◆ YOUR GOAL:
The listing below should be written out exactly; please include all of it.

◆ RECORDS FOR THE TASK:
------------------------------------------------

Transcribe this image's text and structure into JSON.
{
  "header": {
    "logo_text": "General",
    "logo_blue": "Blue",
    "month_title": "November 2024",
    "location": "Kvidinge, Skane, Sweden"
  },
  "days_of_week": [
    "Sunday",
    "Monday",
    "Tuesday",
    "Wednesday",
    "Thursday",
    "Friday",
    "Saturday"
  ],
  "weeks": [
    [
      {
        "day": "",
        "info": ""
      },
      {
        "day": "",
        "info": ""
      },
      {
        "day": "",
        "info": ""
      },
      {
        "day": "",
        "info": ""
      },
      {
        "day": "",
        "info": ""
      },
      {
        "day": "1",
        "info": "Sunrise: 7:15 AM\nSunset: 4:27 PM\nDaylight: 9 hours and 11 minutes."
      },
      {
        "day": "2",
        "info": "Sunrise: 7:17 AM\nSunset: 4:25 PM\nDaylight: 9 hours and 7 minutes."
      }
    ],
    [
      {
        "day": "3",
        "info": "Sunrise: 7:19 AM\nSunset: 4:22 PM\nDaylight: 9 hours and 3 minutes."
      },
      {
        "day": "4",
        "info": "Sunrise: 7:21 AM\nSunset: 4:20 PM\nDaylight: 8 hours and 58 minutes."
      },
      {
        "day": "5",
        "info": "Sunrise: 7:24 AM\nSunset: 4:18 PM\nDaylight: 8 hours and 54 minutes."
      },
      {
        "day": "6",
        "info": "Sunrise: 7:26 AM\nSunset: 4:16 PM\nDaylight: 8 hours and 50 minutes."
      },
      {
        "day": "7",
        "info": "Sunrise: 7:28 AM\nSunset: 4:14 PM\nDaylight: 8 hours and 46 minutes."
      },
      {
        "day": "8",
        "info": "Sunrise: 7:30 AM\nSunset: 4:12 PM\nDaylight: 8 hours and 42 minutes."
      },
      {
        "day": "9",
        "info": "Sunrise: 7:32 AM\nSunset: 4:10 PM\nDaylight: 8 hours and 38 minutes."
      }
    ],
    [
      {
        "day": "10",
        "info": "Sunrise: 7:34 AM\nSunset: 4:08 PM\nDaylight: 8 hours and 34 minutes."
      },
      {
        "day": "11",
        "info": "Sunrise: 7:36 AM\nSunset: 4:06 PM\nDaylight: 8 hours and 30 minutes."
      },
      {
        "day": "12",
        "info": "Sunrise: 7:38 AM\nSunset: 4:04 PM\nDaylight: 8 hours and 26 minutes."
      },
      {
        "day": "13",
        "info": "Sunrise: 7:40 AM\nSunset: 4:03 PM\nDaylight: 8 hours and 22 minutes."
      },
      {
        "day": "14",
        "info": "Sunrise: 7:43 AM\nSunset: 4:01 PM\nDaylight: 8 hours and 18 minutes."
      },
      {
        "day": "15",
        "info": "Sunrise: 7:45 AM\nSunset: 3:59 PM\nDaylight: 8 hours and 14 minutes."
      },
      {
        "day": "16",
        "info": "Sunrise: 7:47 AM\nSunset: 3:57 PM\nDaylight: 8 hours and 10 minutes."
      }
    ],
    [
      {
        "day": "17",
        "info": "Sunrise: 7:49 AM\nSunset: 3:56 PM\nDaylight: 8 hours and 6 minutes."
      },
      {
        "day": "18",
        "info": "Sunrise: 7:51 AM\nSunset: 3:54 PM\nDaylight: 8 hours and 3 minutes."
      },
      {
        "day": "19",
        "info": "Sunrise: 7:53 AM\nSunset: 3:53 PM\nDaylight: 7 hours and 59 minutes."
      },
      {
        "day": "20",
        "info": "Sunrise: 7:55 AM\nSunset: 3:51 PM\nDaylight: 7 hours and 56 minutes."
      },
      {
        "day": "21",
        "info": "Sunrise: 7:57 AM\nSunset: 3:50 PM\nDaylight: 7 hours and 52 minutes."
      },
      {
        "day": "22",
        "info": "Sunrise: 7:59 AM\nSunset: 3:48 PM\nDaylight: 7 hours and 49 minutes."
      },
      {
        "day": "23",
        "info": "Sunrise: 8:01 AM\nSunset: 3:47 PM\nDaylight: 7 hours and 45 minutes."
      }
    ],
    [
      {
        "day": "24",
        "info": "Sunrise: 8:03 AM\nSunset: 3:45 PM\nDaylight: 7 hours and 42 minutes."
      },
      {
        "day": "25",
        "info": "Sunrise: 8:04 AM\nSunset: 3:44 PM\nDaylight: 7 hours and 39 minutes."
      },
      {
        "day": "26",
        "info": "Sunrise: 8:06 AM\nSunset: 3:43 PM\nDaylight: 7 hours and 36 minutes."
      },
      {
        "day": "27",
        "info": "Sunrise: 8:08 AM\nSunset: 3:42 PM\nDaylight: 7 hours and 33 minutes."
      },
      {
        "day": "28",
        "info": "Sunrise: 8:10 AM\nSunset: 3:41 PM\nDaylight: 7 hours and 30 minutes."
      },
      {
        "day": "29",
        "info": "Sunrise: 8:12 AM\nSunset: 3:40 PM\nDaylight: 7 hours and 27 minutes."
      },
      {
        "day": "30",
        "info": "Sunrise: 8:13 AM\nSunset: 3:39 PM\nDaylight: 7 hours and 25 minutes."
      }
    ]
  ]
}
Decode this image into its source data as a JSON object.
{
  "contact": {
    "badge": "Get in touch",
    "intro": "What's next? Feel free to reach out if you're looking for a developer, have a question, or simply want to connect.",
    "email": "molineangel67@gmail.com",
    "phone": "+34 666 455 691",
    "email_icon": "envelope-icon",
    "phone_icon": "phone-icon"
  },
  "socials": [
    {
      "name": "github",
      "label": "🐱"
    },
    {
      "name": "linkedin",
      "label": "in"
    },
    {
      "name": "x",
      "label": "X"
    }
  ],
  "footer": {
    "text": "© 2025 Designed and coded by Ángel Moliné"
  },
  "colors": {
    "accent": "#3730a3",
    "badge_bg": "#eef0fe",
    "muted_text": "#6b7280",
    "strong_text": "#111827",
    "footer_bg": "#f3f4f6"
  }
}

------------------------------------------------

◆ RESULT:
Transcribe this image's text and structure into JSON.
{
  "header": {
    "logo_text": "General",
    "logo_blue": "Blue",
    "month_title": "November 2024",
    "location": "Kvidinge, Skane, Sweden"
  },
  "days_of_week": [
    "Sunday",
    "Monday",
    "Tuesday",
    "Wednesday",
    "Thursday",
    "Friday",
    "Saturday"
  ],
  "weeks": [
    [
      {
        "day": "",
        "info": ""
      },
      {
        "day": "",
        "info": ""
      },
      {
        "day": "",
        "info": ""
      },
      {
        "day": "",
        "info": ""
      },
      {
        "day": "",
        "info": ""
      },
      {
        "day": "1",
        "info": "Sunrise: 7:15 AM\nSunset: 4:27 PM\nDaylight: 9 hours and 11 minutes."
      },
      {
        "day": "2",
        "info": "Sunrise: 7:17 AM\nSunset: 4:25 PM\nDaylight: 9 hours and 7 minutes."
      }
    ],
    [
      {
        "day": "3",
        "info": "Sunrise: 7:19 AM\nSunset: 4:22 PM\nDaylight: 9 hours and 3 minutes."
      },
      {
        "day": "4",
        "info": "Sunrise: 7:21 AM\nSunset: 4:20 PM\nDaylight: 8 hours and 58 minutes."
      },
      {
        "day": "5",
        "info": "Sunrise: 7:24 AM\nSunset: 4:18 PM\nDaylight: 8 hours and 54 minutes."
      },
      {
        "day": "6",
        "info": "Sunrise: 7:26 AM\nSunset: 4:16 PM\nDaylight: 8 hours and 50 minutes."
      },
      {
        "day": "7",
        "info": "Sunrise: 7:28 AM\nSunset: 4:14 PM\nDaylight: 8 hours and 46 minutes."
      },
      {
        "day": "8",
        "info": "Sunrise: 7:30 AM\nSunset: 4:12 PM\nDaylight: 8 hours and 42 minutes."
      },
      {
        "day": "9",
        "info": "Sunrise: 7:32 AM\nSunset: 4:10 PM\nDaylight: 8 hours and 38 minutes."
      }
    ],
    [
      {
        "day": "10",
        "info": "Sunrise: 7:34 AM\nSunset: 4:08 PM\nDaylight: 8 hours and 34 minutes."
      },
      {
        "day": "11",
        "info": "Sunrise: 7:36 AM\nSunset: 4:06 PM\nDaylight: 8 hours and 30 minutes."
      },
      {
        "day": "12",
        "info": "Sunrise: 7:38 AM\nSunset: 4:04 PM\nDaylight: 8 hours and 26 minutes."
      },
      {
        "day": "13",
        "info": "Sunrise: 7:40 AM\nSunset: 4:03 PM\nDaylight: 8 hours and 22 minutes."
      },
      {
        "day": "14",
        "info": "Sunrise: 7:43 AM\nSunset: 4:01 PM\nDaylight: 8 hours and 18 minutes."
      },
      {
        "day": "15",
        "info": "Sunrise: 7:45 AM\nSunset: 3:59 PM\nDaylight: 8 hours and 14 minutes."
      },
      {
        "day": "16",
        "info": "Sunrise: 7:47 AM\nSunset: 3:57 PM\nDaylight: 8 hours and 10 minutes."
      }
    ],
    [
      {
        "day": "17",
        "info": "Sunrise: 7:49 AM\nSunset: 3:56 PM\nDaylight: 8 hours and 6 minutes."
      },
      {
        "day": "18",
        "info": "Sunrise: 7:51 AM\nSunset: 3:54 PM\nDaylight: 8 hours and 3 minutes."
      },
      {
        "day": "19",
        "info": "Sunrise: 7:53 AM\nSunset: 3:53 PM\nDaylight: 7 hours and 59 minutes."
      },
      {
        "day": "20",
        "info": "Sunrise: 7:55 AM\nSunset: 3:51 PM\nDaylight: 7 hours and 56 minutes."
      },
      {
        "day": "21",
        "info": "Sunrise: 7:57 AM\nSunset: 3:50 PM\nDaylight: 7 hours and 52 minutes."
      },
      {
        "day": "22",
        "info": "Sunrise: 7:59 AM\nSunset: 3:48 PM\nDaylight: 7 hours and 49 minutes."
      },
      {
        "day": "23",
        "info": "Sunrise: 8:01 AM\nSunset: 3:47 PM\nDaylight: 7 hours and 45 minutes."
      }
    ],
    [
      {
        "day": "24",
        "info": "Sunrise: 8:03 AM\nSunset: 3:45 PM\nDaylight: 7 hours and 42 minutes."
      },
      {
        "day": "25",
        "info": "Sunrise: 8:04 AM\nSunset: 3:44 PM\nDaylight: 7 hours and 39 minutes."
      },
      {
        "day": "26",
        "info": "Sunrise: 8:06 AM\nSunset: 3:43 PM\nDaylight: 7 hours and 36 minutes."
      },
      {
        "day": "27",
        "info": "Sunrise: 8:08 AM\nSunset: 3:42 PM\nDaylight: 7 hours and 33 minutes."
      },
      {
        "day": "28",
        "info": "Sunrise: 8:10 AM\nSunset: 3:41 PM\nDaylight: 7 hours and 30 minutes."
      },
      {
        "day": "29",
        "info": "Sunrise: 8:12 AM\nSunset: 3:40 PM\nDaylight: 7 hours and 27 minutes."
      },
      {
        "day": "30",
        "info": "Sunrise: 8:13 AM\nSunset: 3:39 PM\nDaylight: 7 hours and 25 minutes."
      }
    ]
  ]
}
Decode this image into its source data as a JSON object.
{
  "contact": {
    "badge": "Get in touch",
    "intro": "What's next? Feel free to reach out if you're looking for a developer, have a question, or simply want to connect.",
    "email": "molineangel67@gmail.com",
    "phone": "+34 666 455 691",
    "email_icon": "envelope-icon",
    "phone_icon": "phone-icon"
  },
  "socials": [
    {
      "name": "github",
      "label": "🐱"
    },
    {
      "name": "linkedin",
      "label": "in"
    },
    {
      "name": "x",
      "label": "X"
    }
  ],
  "footer": {
    "text": "© 2025 Designed and coded by Ángel Moliné"
  },
  "colors": {
    "accent": "#3730a3",
    "badge_bg": "#eef0fe",
    "muted_text": "#6b7280",
    "strong_text": "#111827",
    "footer_bg": "#f3f4f6"
  }
}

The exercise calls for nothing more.